Originally posted by HiddenReality
That is no justification for the war at all, those chemicals could of been from US use, or factories could of been producing legit goods with those chemicals...
Originally posted by rogue1
LOL, what legit use does Mustard Gas have ? I'm dying to know.
Chalabi is a highly controversial figure for many reasons. In the lead-up to the 2003 invasion of Iraq, under his guidance the INC provided a major portion of the information on which U.S. Intelligence based its condemnation of Saddam Hussein, including reports of weapons of mass destruction and alleged ties to al-Qaeda. Much of this information has turned out to be false, and led to a recent falling out between him and the United States. Initially, Chalabi enjoyed a cozy political and business relationships with some members of the U.S. government, including some prominent neoconservatives within the Pentagon. Chalabi is said to have had political contacts within the Project for the New American Century, most notably with Paul Wolfowitz, a student of nuclear strategist Albert Wohlstetter and Richard Perle who was introduced to Chalabi by Wohlstetter in 1985. He also enjoyed considerable support among politicians and political pundits in the United States, most notably Jim Hoagland of The Washington Post, who held him up as a notable force for democracy in Iraq. Chalabi's opponents, on the other hand see him as a charlatan of questionable allegiance, out of touch with Iraq and with no effective power base there, and an escrow.

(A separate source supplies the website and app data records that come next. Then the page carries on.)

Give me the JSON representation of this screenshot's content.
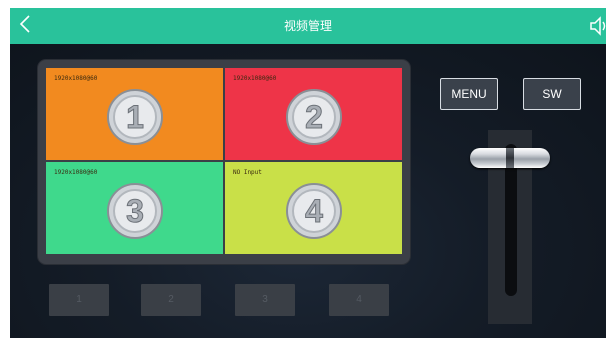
{
  "header": {
    "title": "视频管理",
    "back_icon": "chevron-left-icon",
    "volume_icon": "speaker-icon"
  },
  "colors": {
    "header": "#29c29b",
    "background": "#111821",
    "input1": "#f28a1f",
    "input2": "#ee3448",
    "input3": "#3fd98c",
    "input4": "#c9e048"
  },
  "preview": {
    "cells": [
      {
        "number": "1",
        "label": "1920x1080@60"
      },
      {
        "number": "2",
        "label": "1920x1080@60"
      },
      {
        "number": "3",
        "label": "1920x1080@60"
      },
      {
        "number": "4",
        "label": "NO Input"
      }
    ]
  },
  "controls": {
    "menu_label": "MENU",
    "sw_label": "SW"
  },
  "channels": [
    "1",
    "2",
    "3",
    "4"
  ],
  "fader": {
    "level": 0.85
  }
}
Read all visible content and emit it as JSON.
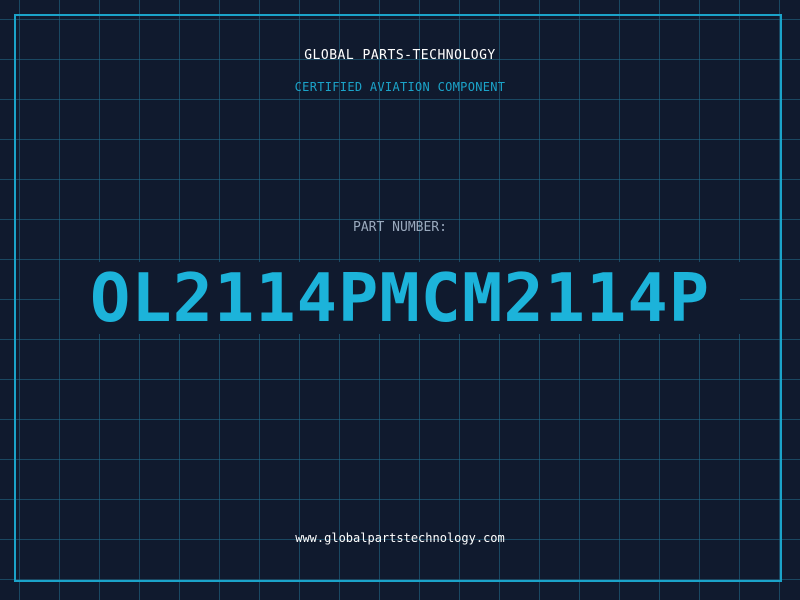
{
  "header": {
    "company": "GLOBAL PARTS-TECHNOLOGY",
    "tagline": "CERTIFIED AVIATION COMPONENT"
  },
  "part": {
    "label": "PART NUMBER:",
    "number": "OL2114PMCM2114P"
  },
  "footer": {
    "website": "www.globalpartstechnology.com"
  },
  "colors": {
    "background": "#101a2e",
    "accent": "#1ba3c9",
    "grid": "#226e8c",
    "part_number": "#1cb3da"
  }
}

Originally posted by Koka
I anticipate the programme being available to view on BBCi sometime in the next few days.